How can we design better for buildability?
The use of highly sophisticated building models – as a result of BIM – has transformed how we design the built environment. However, although the digital models used by architects and engineers during design enable impressive visualisation and documentation of the designer’s intent, the data and considerations required to construct it are often considered separately.
We typically use the design model to communicate the final state of the project – not how it is constructed, even though such considerations result in a more accurate estimate of both project time and cost. Of course, different flavours of BIM tools exist that do consider such topics during manufacturing and construction, but how often do we truly consider the impact of the construction process as part of making the right initial design decisions?
In contrast, the contractor needs to take into consideration all the elements that are not necessarily modelled, such as formwork, scaffolding, or other temporary or enabling works.
“All of these elements have a cost implication, as well as an impact on the construction sequencing and scheduling. Aspects such as the site layout, materials storage, health and safety requirements, and access are all determined by the contractor after the design stage is complete. Yet often these elements are critical to the success of the project, and not considering them early creates the ‘buildability gap’ between design and construction,” explains Kevin Lea, SVP of product management at Allplan.
Thus, there are two sides to buildability – first, how an architect or engineer can design better by understanding these aspects, and secondly, how a contractor can use BIM to help with their construction planning process. In order to achieve both of these goals, a practical approach is needed together with appropriate tools that can help consider the buildability aspects of a project an early design stage and involves all project participants in the process.
“Allplan’s goal is to support our users with the right tools to help them make more data-driven decisions earlier in the design process.”
Successful delivery requires more than models
With the increasing adoption of BIM in the AEC industry, the central building model has become the focus of the entire process. However, in the context of buildability, a digital twin on its own is not the complete picture of the construction development – it is the end goal. Instead, decisions which affect the construction and how the structure is built need to be made earlier in the project in order to get the best outcomes.
“This is illustrated with these two simple examples: a concrete base will have a sand screed underneath it and will require formwork – all of which will influence time and cost. Or a masonry wall will need additional platforms at specific heights during the construction, again affecting both time and cost. These elements are often excluded from design models and therefore the quantity take off,” says Lea.
“The consequences range from manual intervention – which can lead to a loss of time on the construction site – to wasted materials. This, in turn, drives up construction costs during the implementation phase.”
Buildability is a holistic process
With a holistic approach, construction methods can be compared, the requirements of the contractor considered earlier, and the additional elements that are required but are not necessarily modelled can be quantified. This way, the consideration of construction needs or requirements is incorporated at an earlier stage and throughout the entire design process, across all disciplines, right up to the actual construction phase.

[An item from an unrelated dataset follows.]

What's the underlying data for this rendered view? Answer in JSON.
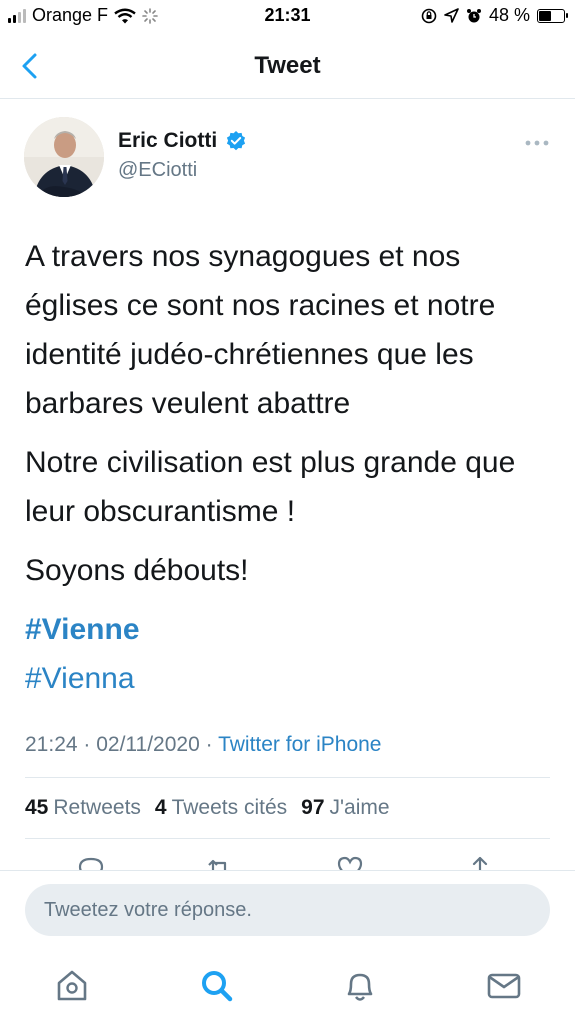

The immediate benefit of considering buildability earlier is a more efficient build. However, there are other advantages to this approach, which can also affect the successful outcome of the project – such as improved site planning and layout design, the convenient placement of cranes and equipment, and well-planned road access, to name a few. Coupled with the rapid growth of industrialised construction and the increasing use of prefabricated components, considering buildability aspects earlier is becoming even more critical for successful delivery.

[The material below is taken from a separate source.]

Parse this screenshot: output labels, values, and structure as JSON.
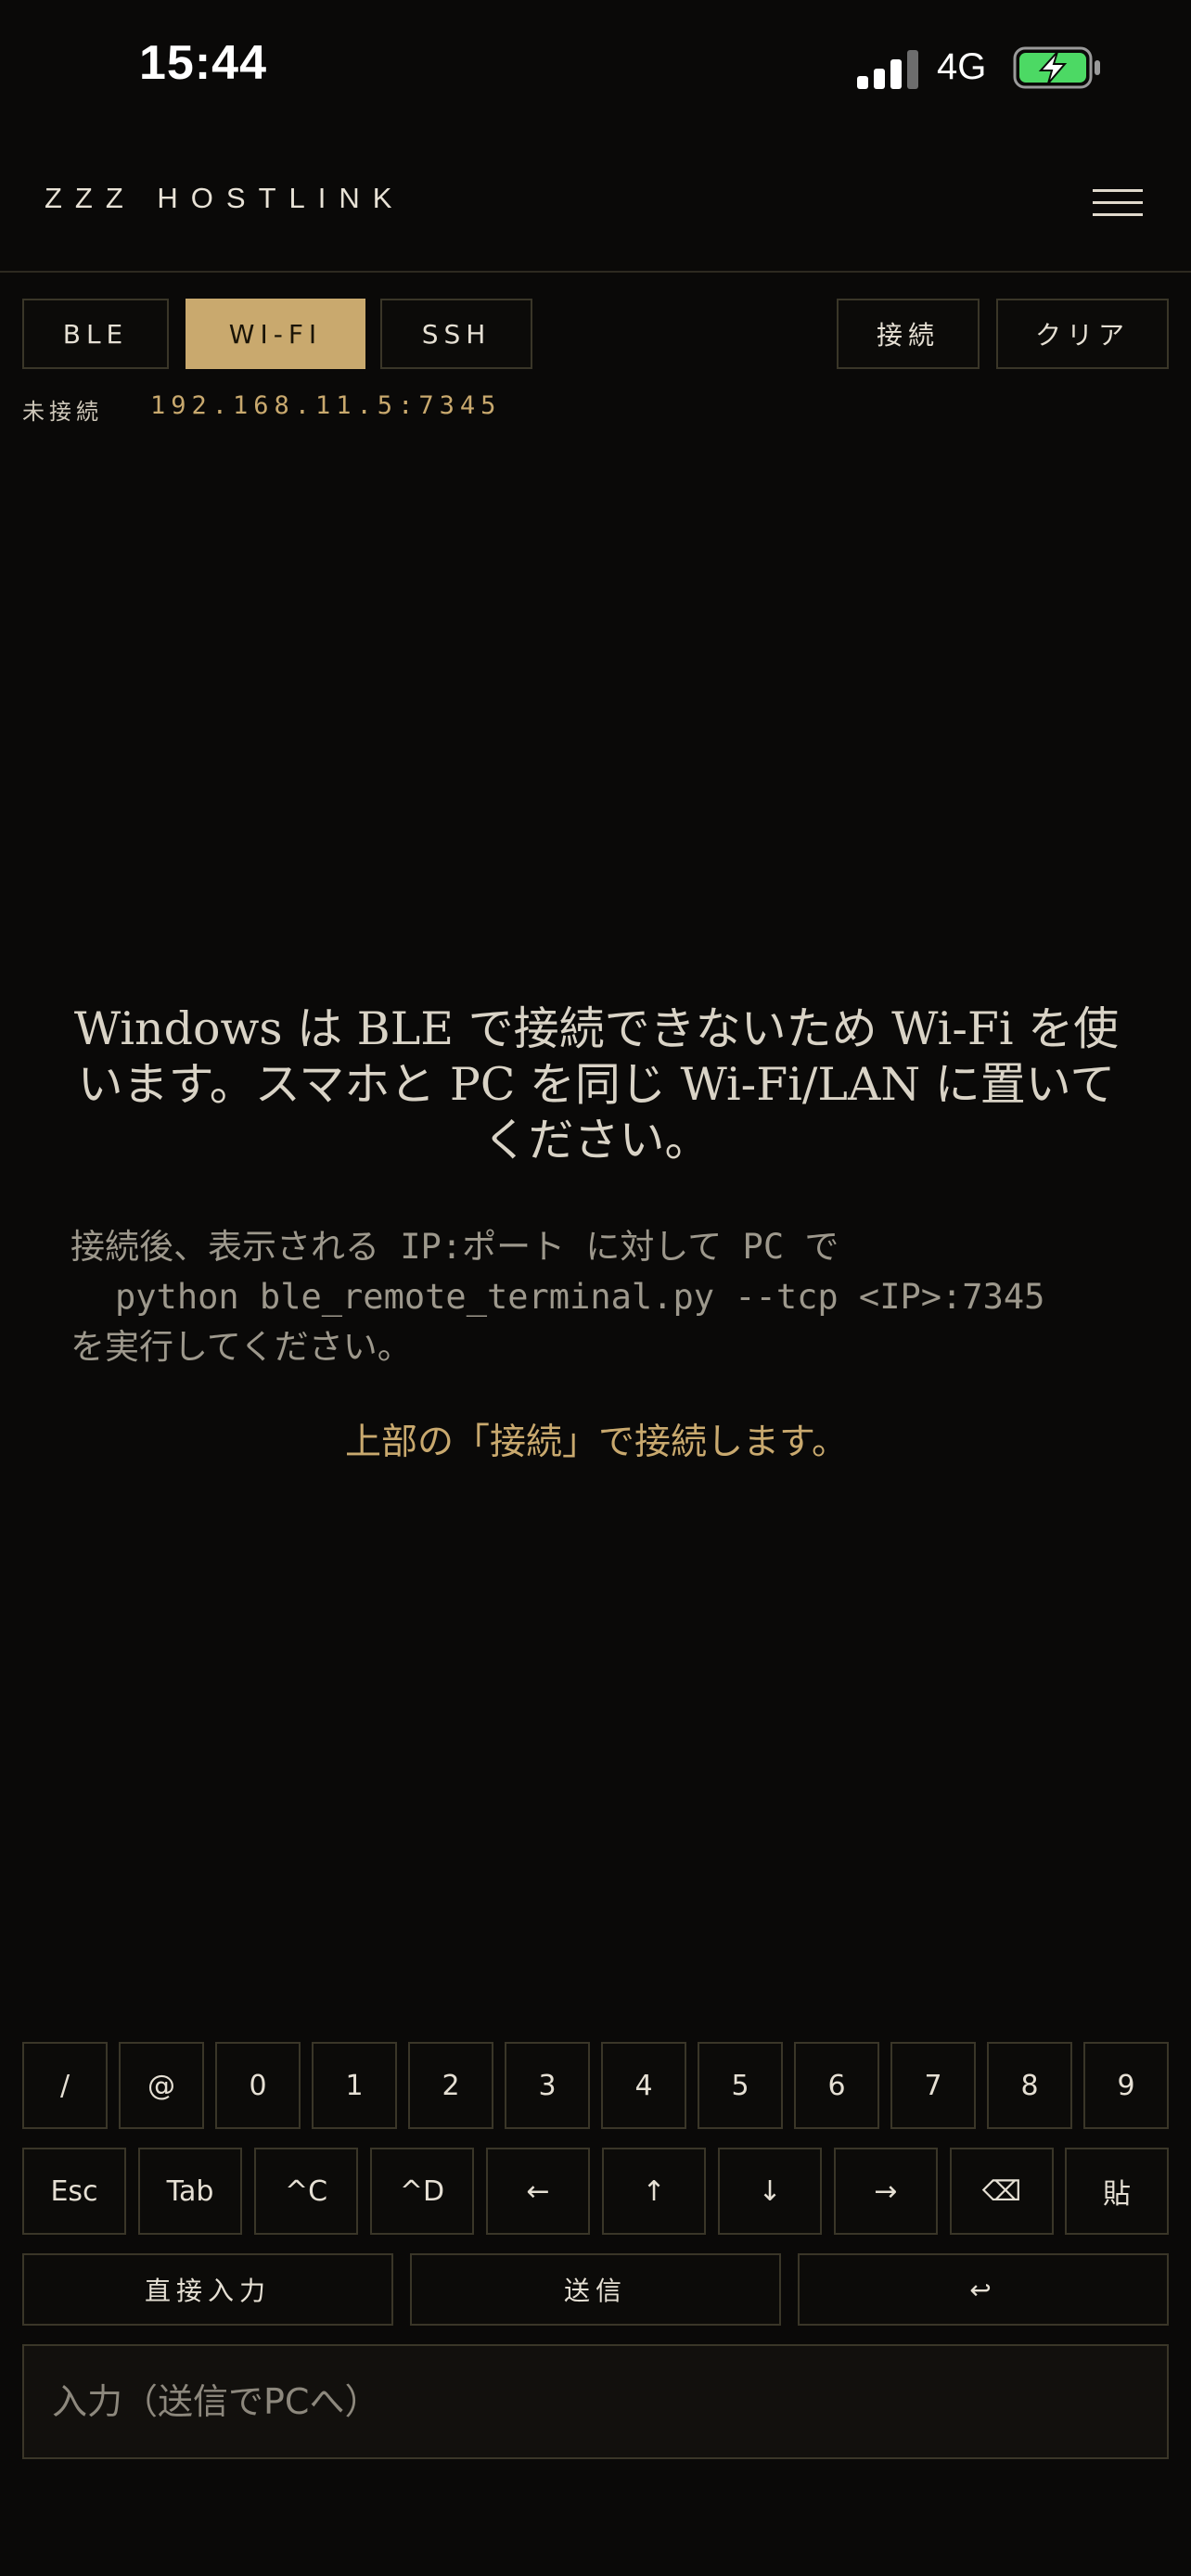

Supporting buildability with digital tools
To be able to consider buildability earlier, architects, engineers, precast and steel manufacturers, and general contractors need digital tools and platforms that can be used to map the entire Design to Build process end-to-end, beyond the pure 3D model.
“The model data structure of Allplan lends itself to more efficient information sharing and helps ensure different options can be compared easily on the fly.”

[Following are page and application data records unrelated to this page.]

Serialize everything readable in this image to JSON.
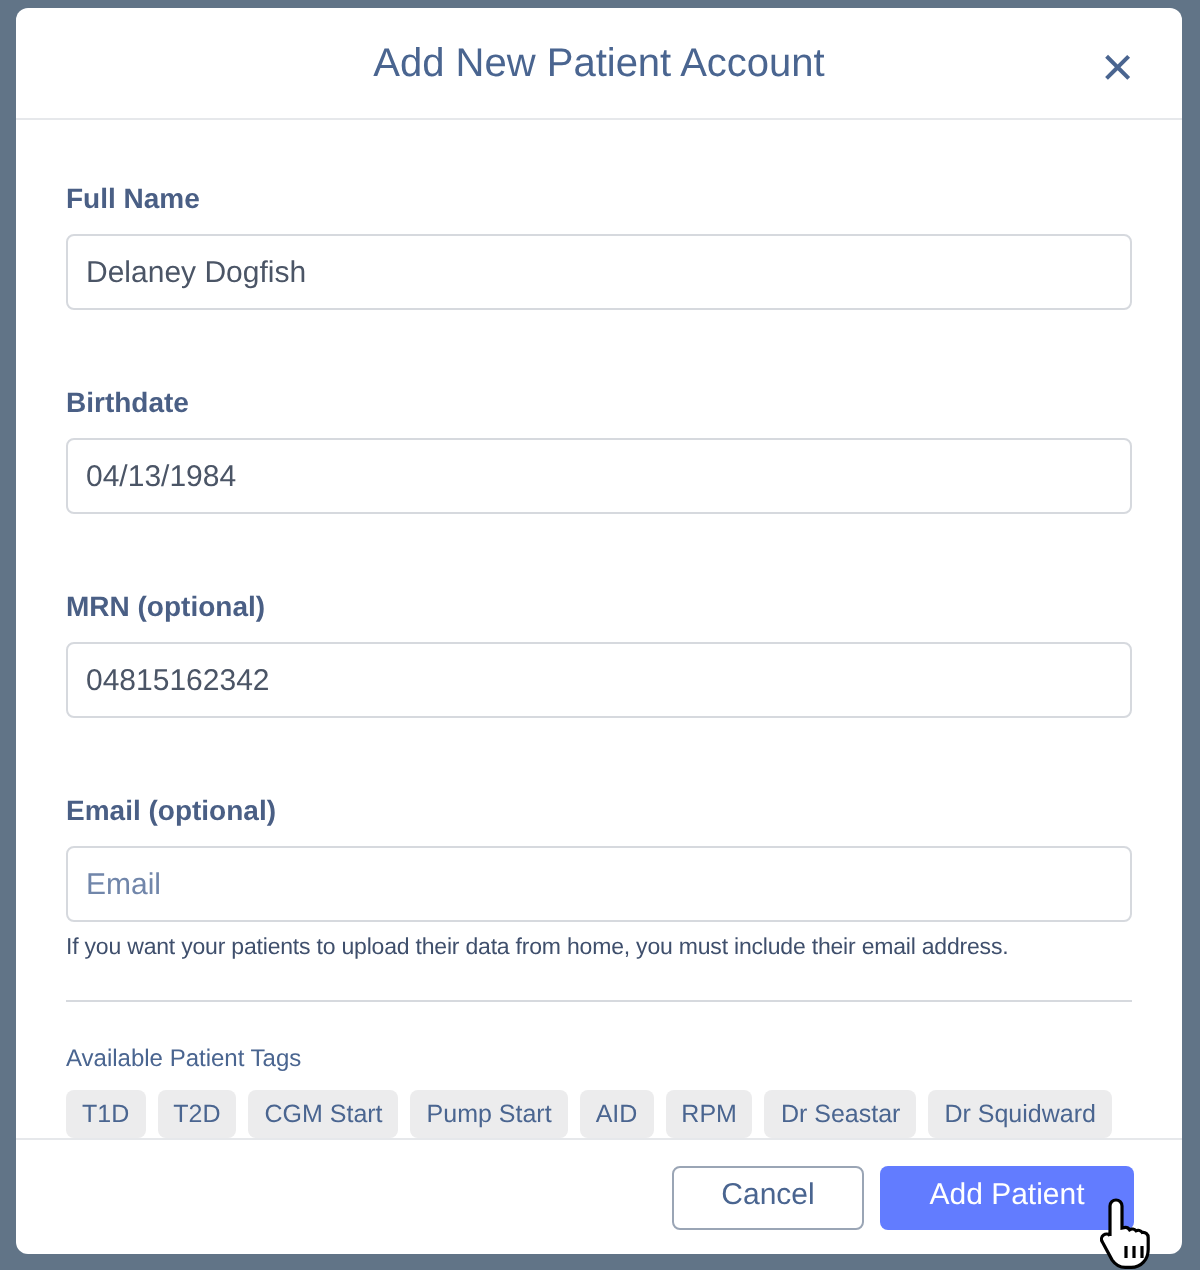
{
  "dialog": {
    "title": "Add New Patient Account",
    "close": "×"
  },
  "fields": [
    {
      "label": "Full Name",
      "value": "Delaney Dogfish"
    },
    {
      "label": "Birthdate",
      "value": "04/13/1984"
    },
    {
      "label": "MRN (optional)",
      "value": "04815162342"
    },
    {
      "label": "Email (optional)",
      "placeholder": "Email",
      "help": "If you want your patients to upload their data from home, you must include their email address."
    }
  ],
  "tags": {
    "label": "Available Patient Tags",
    "items": [
      "T1D",
      "T2D",
      "CGM Start",
      "Pump Start",
      "AID",
      "RPM",
      "Dr Seastar",
      "Dr Squidward"
    ]
  },
  "buttons": [
    {
      "label": "Cancel",
      "kind": "secondary"
    },
    {
      "label": "Add Patient",
      "kind": "primary"
    }
  ]
}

“Unfortunately, ‘buildability’ isn’t a button you can press in your design software – it’s an ethos for your project,” explains Lea.
However, there are tools that can make this easier, bringing together all parties and sharing expertise to optimise the construction methods, reduce costs, and save time.
“Allplan’s goal is to support our users with the right tools to help them make more data-driven decisions earlier in the design process,” continues Lea.
The model data structure of Allplan lends itself to more efficient information sharing and helps ensure different options can be compared easily on the fly. Non-modelled elements can be considered in the quantity take off for more accurate estimates. Our expertise in both precast concrete and steelwork has been strengthened considerably with the addition of both Precast and SDS2 within Allplan, providing a complete solution portfolio. Bimplus, the cloud-based collaboration platform, ensures that coordination, communication, and information sharing between project stakeholders is seamless and efficient.
“These features mean that Allplan is uniquely placed to address the topic of buildability across all disciplines,” states Lea.
Considering buildability improves the sustainability and efficiency of construction. Yet to achieve this, it is necessary to shift the focus to a holistic, data-driven approach that takes “how we construct” into account earlier. The practical implementation of this approach can be made easier with appropriate cloud-based software tools and platforms that involve all project stakeholders as early as possible in the design, planning, and construction process.
Learn more about Allplan 2022 and buildability at its best on allplan.com/buildability and how it can help to significantly increase design quality, reduce costs, and ensure schedule compliance, as well as improve the sustainability of construction projects.
Please note: this is a commercial profile.